The announcement is seen as an official attempt to respond to growing internal pressure and calls on the country’s ruling party to adjust itself in order to win back trust.

The SPLM, which through the 2005 Comprehensive Peace Agreement secured South Sudan’s independence this year, has been losing the confidence of some citizens.

Lack of services, insecurity, a poor human rights record and rampant corruption in the six years that the SPLM has run South Sudan are some of the reasons for the former rebels’ dwindling popularity in some areas of the country.

In an official Christmas and New Year message extended to Sudan Tribune on Friday, Amum maintained that his party remains committed to achieving nation-building based on a vision of creating a state of justice, equality and peaceful coexistence between all citizens irrespective of their ethnicities and religious backgrounds.

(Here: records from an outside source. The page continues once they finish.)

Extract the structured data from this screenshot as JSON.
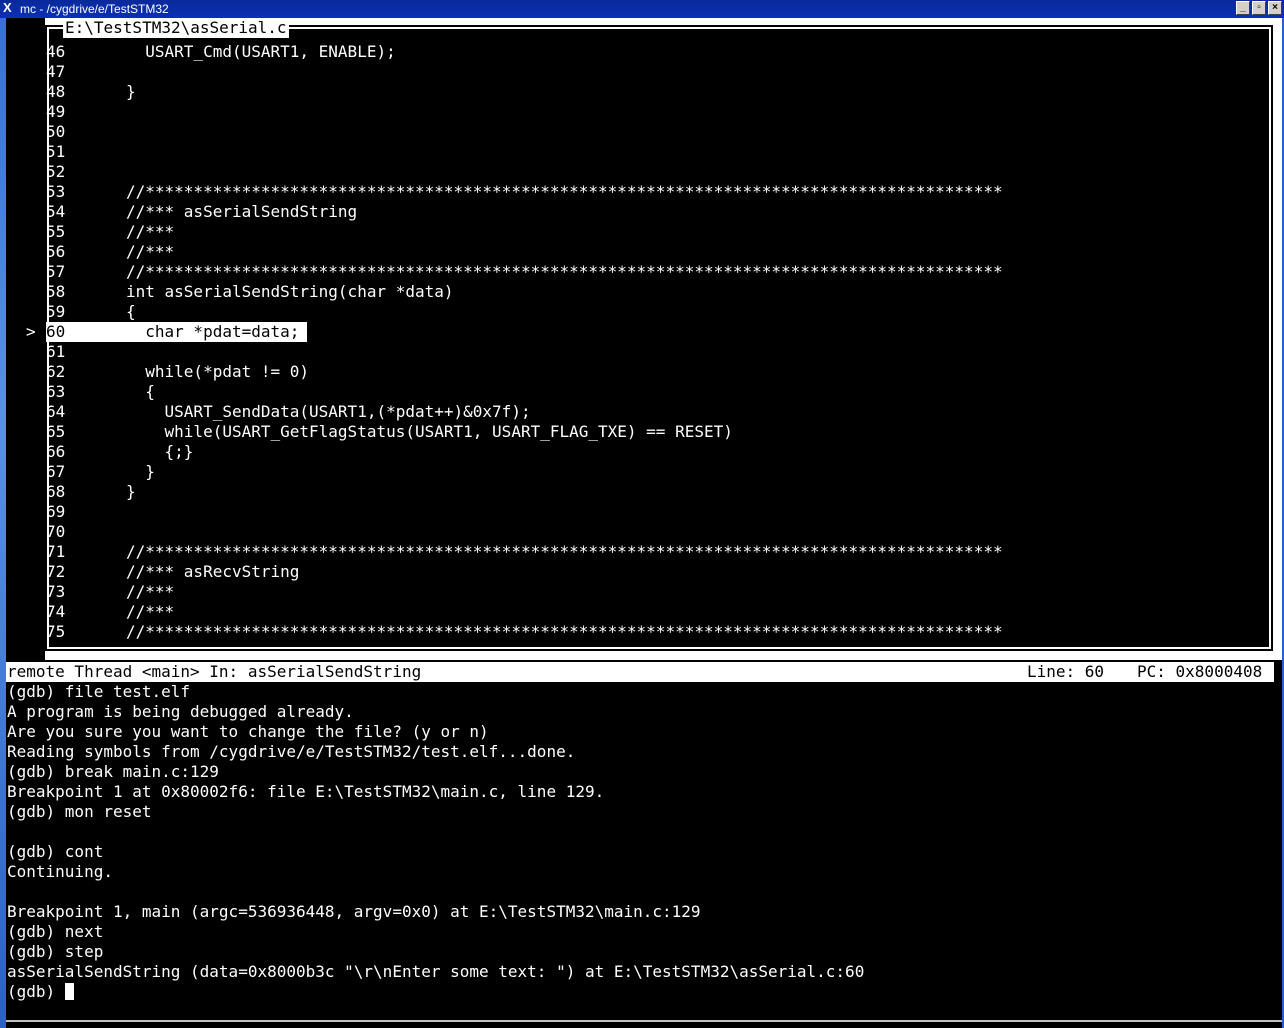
{
  "window": {
    "title": "mc - /cygdrive/e/TestSTM32",
    "icon_glyph": "X",
    "controls": [
      "_",
      "▫",
      "×"
    ]
  },
  "source": {
    "filename": "E:\\TestSTM32\\asSerial.c",
    "current_marker": ">",
    "lines": [
      {
        "num": "46",
        "code": "  USART_Cmd(USART1, ENABLE);"
      },
      {
        "num": "47",
        "code": ""
      },
      {
        "num": "48",
        "code": "}"
      },
      {
        "num": "49",
        "code": ""
      },
      {
        "num": "50",
        "code": ""
      },
      {
        "num": "51",
        "code": ""
      },
      {
        "num": "52",
        "code": ""
      },
      {
        "num": "53",
        "code": "//*****************************************************************************************"
      },
      {
        "num": "54",
        "code": "//*** asSerialSendString"
      },
      {
        "num": "55",
        "code": "//***"
      },
      {
        "num": "56",
        "code": "//***"
      },
      {
        "num": "57",
        "code": "//*****************************************************************************************"
      },
      {
        "num": "58",
        "code": "int asSerialSendString(char *data)"
      },
      {
        "num": "59",
        "code": "{"
      },
      {
        "num": "60",
        "code": "  char *pdat=data;"
      },
      {
        "num": "61",
        "code": ""
      },
      {
        "num": "62",
        "code": "  while(*pdat != 0)"
      },
      {
        "num": "63",
        "code": "  {"
      },
      {
        "num": "64",
        "code": "    USART_SendData(USART1,(*pdat++)&0x7f);"
      },
      {
        "num": "65",
        "code": "    while(USART_GetFlagStatus(USART1, USART_FLAG_TXE) == RESET)"
      },
      {
        "num": "66",
        "code": "    {;}"
      },
      {
        "num": "67",
        "code": "  }"
      },
      {
        "num": "68",
        "code": "}"
      },
      {
        "num": "69",
        "code": ""
      },
      {
        "num": "70",
        "code": ""
      },
      {
        "num": "71",
        "code": "//*****************************************************************************************"
      },
      {
        "num": "72",
        "code": "//*** asRecvString"
      },
      {
        "num": "73",
        "code": "//***"
      },
      {
        "num": "74",
        "code": "//***"
      },
      {
        "num": "75",
        "code": "//*****************************************************************************************"
      }
    ]
  },
  "status": {
    "left": "remote Thread <main> In: asSerialSendString",
    "line": "Line: 60",
    "pc": "PC: 0x8000408"
  },
  "console": {
    "lines": [
      "(gdb) file test.elf",
      "A program is being debugged already.",
      "Are you sure you want to change the file? (y or n)",
      "Reading symbols from /cygdrive/e/TestSTM32/test.elf...done.",
      "(gdb) break main.c:129",
      "Breakpoint 1 at 0x80002f6: file E:\\TestSTM32\\main.c, line 129.",
      "(gdb) mon reset",
      "",
      "(gdb) cont",
      "Continuing.",
      "",
      "Breakpoint 1, main (argc=536936448, argv=0x0) at E:\\TestSTM32\\main.c:129",
      "(gdb) next",
      "(gdb) step",
      "asSerialSendString (data=0x8000b3c \"\\r\\nEnter some text: \") at E:\\TestSTM32\\asSerial.c:60"
    ],
    "prompt": "(gdb) "
  }
}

"The SPLM Secretary General is delighted to affirm that preparations are underway to re-organise and re-structure the SPLM in January 2012," Amum said.

The release further asserted that the SPLM looks forward to establishing a state that provides equal opportunities for its people so as to enable them unlock their energies to create wealth and achieve prosperity.

South Sudan is one of the poorest countries in the world with almost no infrastructure and a low standard and proliferation of health and educational professionals.

The young country is still recovering from decades of devastating civil war with north Sudan than ended with a peace deal almost seven years ago.

As part of the deal South Sudan voted for independence and became the world’s newest country on 9 July.

(ST)